Search term "Switch": copy each line of the records that contains it.

+ + +

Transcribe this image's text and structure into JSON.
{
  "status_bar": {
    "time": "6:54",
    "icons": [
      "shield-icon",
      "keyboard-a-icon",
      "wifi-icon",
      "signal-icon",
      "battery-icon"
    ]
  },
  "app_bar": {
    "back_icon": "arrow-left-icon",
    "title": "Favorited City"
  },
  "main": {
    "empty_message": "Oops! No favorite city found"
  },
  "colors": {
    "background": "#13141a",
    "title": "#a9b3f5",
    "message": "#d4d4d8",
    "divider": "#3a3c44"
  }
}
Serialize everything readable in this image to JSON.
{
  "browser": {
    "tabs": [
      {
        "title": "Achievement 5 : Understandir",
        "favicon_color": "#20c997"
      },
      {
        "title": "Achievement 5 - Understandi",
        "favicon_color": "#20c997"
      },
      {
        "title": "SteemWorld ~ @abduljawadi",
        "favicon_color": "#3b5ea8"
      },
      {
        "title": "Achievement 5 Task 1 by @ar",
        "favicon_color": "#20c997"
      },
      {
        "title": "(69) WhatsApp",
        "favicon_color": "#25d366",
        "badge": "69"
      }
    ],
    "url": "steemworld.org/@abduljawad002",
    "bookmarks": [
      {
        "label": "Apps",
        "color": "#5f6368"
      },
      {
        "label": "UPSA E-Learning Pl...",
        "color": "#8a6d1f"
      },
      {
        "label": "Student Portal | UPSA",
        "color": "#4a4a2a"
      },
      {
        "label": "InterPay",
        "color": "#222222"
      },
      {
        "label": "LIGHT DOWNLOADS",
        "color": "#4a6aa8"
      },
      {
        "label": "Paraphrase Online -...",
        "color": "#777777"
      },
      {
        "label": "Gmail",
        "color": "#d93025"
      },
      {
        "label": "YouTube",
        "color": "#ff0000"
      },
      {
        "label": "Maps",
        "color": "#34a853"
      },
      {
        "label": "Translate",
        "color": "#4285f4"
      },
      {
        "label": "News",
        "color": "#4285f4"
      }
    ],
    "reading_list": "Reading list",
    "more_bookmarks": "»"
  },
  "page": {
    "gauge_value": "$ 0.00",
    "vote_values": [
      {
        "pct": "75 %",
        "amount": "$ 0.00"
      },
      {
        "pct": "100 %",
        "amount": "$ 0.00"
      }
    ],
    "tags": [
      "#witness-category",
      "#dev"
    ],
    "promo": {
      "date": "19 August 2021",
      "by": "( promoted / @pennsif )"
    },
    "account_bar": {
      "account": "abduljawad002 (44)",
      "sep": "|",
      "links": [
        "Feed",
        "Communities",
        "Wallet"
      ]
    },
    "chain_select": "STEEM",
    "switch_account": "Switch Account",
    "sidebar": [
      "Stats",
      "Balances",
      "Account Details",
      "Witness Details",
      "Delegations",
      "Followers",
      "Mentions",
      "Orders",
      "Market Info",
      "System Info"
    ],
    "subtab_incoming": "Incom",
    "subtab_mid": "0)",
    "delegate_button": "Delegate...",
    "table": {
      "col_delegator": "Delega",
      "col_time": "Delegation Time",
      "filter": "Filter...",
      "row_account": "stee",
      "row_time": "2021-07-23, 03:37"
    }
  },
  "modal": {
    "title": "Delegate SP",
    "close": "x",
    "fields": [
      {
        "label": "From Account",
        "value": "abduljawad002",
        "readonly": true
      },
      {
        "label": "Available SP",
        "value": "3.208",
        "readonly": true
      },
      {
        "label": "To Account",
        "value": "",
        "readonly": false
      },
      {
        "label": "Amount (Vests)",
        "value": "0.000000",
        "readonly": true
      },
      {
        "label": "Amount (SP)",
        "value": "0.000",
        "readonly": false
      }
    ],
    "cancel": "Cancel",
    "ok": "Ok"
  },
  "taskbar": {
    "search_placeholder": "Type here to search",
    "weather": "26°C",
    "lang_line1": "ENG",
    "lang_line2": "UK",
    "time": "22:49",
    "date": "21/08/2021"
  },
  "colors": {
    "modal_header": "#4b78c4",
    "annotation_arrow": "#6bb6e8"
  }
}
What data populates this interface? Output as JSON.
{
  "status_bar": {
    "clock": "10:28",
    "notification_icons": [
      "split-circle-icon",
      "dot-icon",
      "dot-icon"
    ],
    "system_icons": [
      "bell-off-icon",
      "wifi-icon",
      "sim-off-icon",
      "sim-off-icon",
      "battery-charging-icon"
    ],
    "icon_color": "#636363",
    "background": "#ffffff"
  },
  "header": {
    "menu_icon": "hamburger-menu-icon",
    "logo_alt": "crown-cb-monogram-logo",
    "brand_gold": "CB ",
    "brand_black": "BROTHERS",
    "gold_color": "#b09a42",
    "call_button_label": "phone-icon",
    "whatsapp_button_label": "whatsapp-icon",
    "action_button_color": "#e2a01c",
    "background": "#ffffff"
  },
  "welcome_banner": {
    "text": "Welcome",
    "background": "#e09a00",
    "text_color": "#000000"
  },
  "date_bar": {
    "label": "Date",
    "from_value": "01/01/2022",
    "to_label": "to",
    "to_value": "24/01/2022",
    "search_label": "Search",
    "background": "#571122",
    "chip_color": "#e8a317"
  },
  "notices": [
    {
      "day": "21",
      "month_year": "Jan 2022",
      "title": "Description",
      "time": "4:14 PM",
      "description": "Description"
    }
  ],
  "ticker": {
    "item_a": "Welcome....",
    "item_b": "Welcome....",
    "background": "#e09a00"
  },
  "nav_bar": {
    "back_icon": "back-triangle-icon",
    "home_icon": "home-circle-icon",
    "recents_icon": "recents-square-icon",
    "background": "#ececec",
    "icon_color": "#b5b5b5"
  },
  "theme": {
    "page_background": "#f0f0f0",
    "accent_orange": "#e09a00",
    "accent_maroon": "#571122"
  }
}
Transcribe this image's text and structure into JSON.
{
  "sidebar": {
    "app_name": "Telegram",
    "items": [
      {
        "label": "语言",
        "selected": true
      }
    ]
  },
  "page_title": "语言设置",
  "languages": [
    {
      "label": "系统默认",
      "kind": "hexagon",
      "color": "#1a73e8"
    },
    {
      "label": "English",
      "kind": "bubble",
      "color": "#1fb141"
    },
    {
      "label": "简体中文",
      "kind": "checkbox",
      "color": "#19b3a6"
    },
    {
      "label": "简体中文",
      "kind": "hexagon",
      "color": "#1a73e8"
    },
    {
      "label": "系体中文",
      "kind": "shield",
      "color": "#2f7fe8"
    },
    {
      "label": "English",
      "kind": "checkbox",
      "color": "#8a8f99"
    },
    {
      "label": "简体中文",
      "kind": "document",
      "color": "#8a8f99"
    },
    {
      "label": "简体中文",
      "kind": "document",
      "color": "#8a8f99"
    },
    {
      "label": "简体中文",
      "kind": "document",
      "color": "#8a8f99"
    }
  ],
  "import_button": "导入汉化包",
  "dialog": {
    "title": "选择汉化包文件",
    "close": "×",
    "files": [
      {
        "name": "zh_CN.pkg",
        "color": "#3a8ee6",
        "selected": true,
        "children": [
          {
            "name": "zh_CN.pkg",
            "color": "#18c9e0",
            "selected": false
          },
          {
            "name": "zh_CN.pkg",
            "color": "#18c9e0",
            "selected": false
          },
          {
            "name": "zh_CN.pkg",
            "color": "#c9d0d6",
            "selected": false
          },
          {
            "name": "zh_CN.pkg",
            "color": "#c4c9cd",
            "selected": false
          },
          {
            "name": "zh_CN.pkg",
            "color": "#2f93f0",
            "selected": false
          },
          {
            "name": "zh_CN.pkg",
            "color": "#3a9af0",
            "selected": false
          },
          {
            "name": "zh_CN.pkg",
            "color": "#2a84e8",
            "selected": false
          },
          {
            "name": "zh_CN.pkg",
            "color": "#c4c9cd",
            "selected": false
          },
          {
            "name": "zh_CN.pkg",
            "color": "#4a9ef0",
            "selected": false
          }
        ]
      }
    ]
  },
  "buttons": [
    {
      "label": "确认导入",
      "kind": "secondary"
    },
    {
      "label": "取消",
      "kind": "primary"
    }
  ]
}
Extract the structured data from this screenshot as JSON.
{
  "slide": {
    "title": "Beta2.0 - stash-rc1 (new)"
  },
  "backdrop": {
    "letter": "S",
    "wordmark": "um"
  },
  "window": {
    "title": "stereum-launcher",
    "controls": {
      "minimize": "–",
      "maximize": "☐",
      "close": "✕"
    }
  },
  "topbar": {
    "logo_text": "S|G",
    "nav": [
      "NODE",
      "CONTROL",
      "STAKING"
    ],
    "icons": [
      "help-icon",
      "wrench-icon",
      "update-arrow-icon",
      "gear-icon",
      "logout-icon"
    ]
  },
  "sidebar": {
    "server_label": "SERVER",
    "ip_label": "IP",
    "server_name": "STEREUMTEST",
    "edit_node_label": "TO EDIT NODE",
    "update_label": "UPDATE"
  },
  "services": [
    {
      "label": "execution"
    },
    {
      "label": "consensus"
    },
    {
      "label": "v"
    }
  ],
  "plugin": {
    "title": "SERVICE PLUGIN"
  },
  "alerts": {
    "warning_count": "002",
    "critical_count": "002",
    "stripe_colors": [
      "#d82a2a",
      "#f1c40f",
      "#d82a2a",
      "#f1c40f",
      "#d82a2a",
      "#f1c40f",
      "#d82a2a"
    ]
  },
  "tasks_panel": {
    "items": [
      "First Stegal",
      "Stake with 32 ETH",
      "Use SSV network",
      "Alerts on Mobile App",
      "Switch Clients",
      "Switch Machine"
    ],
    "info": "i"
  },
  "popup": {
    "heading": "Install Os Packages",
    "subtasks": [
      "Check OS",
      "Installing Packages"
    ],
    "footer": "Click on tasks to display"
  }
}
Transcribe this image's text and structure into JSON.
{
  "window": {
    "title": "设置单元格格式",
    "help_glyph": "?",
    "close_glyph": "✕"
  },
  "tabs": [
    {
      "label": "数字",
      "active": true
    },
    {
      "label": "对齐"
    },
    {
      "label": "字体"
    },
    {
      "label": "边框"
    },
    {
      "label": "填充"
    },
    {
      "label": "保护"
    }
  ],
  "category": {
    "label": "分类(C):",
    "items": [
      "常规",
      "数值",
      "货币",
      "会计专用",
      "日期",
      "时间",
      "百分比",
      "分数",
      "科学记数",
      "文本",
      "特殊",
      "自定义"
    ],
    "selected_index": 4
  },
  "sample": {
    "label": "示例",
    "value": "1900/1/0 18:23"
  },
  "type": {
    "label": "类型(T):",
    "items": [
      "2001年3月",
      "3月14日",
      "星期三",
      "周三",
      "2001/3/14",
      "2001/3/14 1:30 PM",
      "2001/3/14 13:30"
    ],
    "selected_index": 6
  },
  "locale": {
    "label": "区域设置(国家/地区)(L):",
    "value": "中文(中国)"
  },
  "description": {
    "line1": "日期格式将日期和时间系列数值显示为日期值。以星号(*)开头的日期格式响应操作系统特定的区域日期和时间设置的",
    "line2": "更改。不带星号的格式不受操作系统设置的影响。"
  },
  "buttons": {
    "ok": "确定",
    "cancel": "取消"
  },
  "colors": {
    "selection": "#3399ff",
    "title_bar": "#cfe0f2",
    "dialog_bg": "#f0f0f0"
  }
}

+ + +

Exercise solution ::
    "switch_account": "Switch Account",
      "Switch Clients",
      "Switch Machine"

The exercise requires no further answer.